RECORDS Block Start

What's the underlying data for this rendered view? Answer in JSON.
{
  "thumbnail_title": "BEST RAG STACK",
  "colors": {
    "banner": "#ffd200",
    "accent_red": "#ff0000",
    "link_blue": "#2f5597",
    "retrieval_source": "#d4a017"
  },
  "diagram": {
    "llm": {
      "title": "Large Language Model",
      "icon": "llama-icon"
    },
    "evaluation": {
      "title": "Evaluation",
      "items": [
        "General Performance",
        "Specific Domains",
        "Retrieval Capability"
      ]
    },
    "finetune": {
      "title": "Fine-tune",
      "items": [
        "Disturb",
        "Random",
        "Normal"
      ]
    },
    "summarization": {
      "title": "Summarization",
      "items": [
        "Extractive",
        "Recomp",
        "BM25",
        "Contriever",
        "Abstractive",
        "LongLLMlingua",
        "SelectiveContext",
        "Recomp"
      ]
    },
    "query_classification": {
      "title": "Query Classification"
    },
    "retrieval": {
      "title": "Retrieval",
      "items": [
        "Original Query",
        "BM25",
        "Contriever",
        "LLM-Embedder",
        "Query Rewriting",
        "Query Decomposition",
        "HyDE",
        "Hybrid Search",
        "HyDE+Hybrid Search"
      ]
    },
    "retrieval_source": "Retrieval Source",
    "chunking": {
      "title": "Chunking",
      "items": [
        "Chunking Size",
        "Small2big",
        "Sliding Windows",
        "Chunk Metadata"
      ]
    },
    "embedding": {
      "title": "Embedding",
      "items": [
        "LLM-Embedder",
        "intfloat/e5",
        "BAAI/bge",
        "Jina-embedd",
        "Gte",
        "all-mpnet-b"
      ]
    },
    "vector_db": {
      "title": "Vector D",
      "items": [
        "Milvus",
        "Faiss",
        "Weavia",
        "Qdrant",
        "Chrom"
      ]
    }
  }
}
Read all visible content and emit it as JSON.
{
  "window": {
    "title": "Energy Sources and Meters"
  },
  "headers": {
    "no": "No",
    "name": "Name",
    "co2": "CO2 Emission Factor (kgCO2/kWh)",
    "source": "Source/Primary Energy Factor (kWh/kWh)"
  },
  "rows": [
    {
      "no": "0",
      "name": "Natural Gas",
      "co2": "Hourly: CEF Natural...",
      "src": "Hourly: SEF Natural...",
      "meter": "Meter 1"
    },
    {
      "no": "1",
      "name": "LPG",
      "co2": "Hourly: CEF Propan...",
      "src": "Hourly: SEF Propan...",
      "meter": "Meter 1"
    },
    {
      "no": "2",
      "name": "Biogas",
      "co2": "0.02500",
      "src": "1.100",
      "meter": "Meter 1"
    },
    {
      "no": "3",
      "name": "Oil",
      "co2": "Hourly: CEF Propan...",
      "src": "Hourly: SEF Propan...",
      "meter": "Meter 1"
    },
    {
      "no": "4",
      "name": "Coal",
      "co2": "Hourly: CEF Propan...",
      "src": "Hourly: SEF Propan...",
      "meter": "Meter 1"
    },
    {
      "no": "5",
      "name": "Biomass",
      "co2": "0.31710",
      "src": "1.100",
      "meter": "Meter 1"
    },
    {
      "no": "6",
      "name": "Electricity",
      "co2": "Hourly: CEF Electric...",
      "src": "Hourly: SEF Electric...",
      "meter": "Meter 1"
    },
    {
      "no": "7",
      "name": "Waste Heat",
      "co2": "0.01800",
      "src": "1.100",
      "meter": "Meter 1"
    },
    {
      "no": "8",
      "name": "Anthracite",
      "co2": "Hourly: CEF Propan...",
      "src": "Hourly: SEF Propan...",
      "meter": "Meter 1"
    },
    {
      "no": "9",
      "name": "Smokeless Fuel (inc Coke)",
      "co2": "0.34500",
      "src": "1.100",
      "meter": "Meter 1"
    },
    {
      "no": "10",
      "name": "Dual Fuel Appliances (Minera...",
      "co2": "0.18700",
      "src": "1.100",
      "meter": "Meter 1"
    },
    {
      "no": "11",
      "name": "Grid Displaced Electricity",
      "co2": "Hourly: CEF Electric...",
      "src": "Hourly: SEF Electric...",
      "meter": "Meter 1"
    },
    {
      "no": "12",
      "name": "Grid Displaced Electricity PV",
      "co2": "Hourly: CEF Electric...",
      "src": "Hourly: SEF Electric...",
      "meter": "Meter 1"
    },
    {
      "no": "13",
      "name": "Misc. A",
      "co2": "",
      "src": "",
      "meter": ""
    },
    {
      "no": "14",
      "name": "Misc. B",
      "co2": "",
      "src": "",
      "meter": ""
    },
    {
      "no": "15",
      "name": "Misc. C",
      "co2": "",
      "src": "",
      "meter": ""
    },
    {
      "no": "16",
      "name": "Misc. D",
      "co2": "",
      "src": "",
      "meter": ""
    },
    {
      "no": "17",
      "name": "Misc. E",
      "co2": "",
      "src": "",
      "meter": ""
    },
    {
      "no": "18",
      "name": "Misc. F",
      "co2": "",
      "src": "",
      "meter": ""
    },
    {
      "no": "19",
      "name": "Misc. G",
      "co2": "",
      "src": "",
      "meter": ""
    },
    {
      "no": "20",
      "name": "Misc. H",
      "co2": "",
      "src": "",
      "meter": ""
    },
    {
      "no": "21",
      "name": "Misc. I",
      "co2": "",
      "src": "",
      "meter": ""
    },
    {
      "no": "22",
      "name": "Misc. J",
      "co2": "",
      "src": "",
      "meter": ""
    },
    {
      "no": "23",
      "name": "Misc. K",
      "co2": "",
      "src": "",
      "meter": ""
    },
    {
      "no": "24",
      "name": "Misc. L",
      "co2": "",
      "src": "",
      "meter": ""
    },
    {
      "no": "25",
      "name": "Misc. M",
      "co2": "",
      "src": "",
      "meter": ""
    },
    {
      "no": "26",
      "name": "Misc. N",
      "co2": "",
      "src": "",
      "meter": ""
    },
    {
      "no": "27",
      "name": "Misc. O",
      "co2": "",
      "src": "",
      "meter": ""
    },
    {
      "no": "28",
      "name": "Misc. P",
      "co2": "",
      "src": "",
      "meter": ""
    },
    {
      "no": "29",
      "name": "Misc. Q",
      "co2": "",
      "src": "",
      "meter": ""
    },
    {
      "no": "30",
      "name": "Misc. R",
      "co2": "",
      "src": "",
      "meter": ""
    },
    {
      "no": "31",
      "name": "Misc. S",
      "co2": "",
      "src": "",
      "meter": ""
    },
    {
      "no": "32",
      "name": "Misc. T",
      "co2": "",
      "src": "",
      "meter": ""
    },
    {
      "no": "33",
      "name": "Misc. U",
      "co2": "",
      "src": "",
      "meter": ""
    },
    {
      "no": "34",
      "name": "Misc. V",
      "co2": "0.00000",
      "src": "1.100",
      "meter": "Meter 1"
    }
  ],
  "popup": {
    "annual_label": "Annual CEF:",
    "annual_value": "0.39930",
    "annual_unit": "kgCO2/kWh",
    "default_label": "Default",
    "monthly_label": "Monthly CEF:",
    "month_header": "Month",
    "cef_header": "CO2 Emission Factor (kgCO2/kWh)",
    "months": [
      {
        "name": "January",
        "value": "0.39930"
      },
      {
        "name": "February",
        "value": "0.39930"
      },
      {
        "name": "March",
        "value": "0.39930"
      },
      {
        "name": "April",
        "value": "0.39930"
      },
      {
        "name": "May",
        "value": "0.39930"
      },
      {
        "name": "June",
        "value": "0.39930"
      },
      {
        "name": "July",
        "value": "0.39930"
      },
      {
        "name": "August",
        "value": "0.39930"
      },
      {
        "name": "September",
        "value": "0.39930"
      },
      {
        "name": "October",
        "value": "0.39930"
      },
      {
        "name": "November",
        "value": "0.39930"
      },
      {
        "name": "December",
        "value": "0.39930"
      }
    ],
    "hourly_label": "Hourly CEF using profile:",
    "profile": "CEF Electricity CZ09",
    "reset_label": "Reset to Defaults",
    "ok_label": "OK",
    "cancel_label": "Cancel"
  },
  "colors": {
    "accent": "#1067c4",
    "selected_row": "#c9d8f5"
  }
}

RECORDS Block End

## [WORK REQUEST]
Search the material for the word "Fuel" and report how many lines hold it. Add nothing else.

## [RESPONSE FOR THIS EXERCISE]
2